There is no question that historic home tours serve history and architecture buffs. But what about remodeling contractors? How are these tours relevant to a builder that repurposes homes to the needs of today’s home dwellers? After all, while home remodelers may honor traditions past, they also embrace change and innovation when it makes sense for their clients. Remodelers do not usually work wearing archivist’s gloves.
Here are 4 ways that tours like this should be valued by remodelers:
- Shaping our built heritage.
- Innovation does not occur in a vacuum.
- Modernism as a blueprint.
- Preserving built heritage.
Historic home tours celebrate our architectural and built heritage. Remodeling contractors engage with that heritage every day and, in fact, become part of it as they shape and mold the built environment. Kind of sobering, actually. We should pay homage to the history and traditions that have created the communities that we are reshaping today.
Contemporary artists study the classics. Jazz innovators immerse themselves in Coltrane. Why? Context matters and innovation is informed by tradition. As builders and artists we embrace that duality. Whether you love traditional, modern, Arts and Crafts, Northwest Style, or all of the above, any chance to see style exemplars is not to be missed.
Good historic home tours recognize modern architecture as an important piece of our heritage. Architectural Heritage Center’s recent Heritage Home Tour, for example, featured two modernist homes in Portland, Oregon, one from the mid-century and another Pietro Belluschi home from the 80s. While decades old, the modernist principles of design simplicity and focus on function are powerful guides for remodel work and building innovations today.
Historic and architectural preservation groups work on shoestring budgets to sustain period homes and buildings and promote their reuse for current and future generations. That mission is closely aligned with the interests of remodelers and deserves their support. Attending, or even sponsoring, historic home tours is a great way to do this.

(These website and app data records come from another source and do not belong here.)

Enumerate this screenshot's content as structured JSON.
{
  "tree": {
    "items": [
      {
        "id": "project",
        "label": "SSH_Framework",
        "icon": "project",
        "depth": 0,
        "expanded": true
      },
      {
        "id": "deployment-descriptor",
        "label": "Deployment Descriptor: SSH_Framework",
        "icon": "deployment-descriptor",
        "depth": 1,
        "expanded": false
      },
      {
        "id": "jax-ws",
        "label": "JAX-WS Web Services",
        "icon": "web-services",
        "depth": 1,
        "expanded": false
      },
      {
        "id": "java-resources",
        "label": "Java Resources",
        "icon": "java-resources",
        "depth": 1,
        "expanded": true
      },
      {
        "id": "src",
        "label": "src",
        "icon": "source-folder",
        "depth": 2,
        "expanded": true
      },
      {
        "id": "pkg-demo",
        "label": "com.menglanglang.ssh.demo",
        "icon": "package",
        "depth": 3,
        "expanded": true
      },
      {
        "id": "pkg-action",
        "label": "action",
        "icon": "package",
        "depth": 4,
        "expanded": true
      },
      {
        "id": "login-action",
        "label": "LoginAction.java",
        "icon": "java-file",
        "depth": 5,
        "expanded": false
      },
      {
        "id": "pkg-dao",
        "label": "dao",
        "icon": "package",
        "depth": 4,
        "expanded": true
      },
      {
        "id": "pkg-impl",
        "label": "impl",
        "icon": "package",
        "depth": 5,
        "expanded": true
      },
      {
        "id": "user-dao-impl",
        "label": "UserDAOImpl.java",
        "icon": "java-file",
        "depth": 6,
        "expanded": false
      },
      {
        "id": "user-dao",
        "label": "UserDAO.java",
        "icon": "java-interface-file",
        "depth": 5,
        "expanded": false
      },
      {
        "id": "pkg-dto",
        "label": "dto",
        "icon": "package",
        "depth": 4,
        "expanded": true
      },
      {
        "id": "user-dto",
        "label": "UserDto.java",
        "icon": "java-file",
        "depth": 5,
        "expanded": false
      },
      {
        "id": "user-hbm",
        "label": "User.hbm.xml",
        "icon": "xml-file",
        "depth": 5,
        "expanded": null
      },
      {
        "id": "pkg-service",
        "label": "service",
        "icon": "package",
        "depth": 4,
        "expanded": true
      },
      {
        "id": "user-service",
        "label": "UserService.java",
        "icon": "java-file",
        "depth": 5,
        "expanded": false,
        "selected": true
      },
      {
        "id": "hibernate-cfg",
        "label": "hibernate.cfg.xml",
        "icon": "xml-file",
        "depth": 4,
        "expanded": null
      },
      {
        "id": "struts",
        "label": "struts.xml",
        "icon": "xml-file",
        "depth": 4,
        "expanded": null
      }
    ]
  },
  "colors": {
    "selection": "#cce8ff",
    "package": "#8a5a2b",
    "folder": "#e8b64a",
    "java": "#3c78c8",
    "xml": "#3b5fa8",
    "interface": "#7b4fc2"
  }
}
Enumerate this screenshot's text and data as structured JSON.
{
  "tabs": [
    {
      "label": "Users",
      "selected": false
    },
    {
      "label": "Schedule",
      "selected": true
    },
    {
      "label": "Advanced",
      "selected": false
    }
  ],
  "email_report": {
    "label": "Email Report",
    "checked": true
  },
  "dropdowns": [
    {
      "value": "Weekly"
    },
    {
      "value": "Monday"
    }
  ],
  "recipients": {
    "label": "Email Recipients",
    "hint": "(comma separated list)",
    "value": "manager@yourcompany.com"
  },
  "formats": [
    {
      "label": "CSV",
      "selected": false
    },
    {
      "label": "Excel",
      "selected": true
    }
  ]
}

So whether you are an architectural aficionado, historian or a remodeler, get out there and support your local architectural preservation group. The future of your city’s built heritage may depend on it.
Rating: 5 out of 5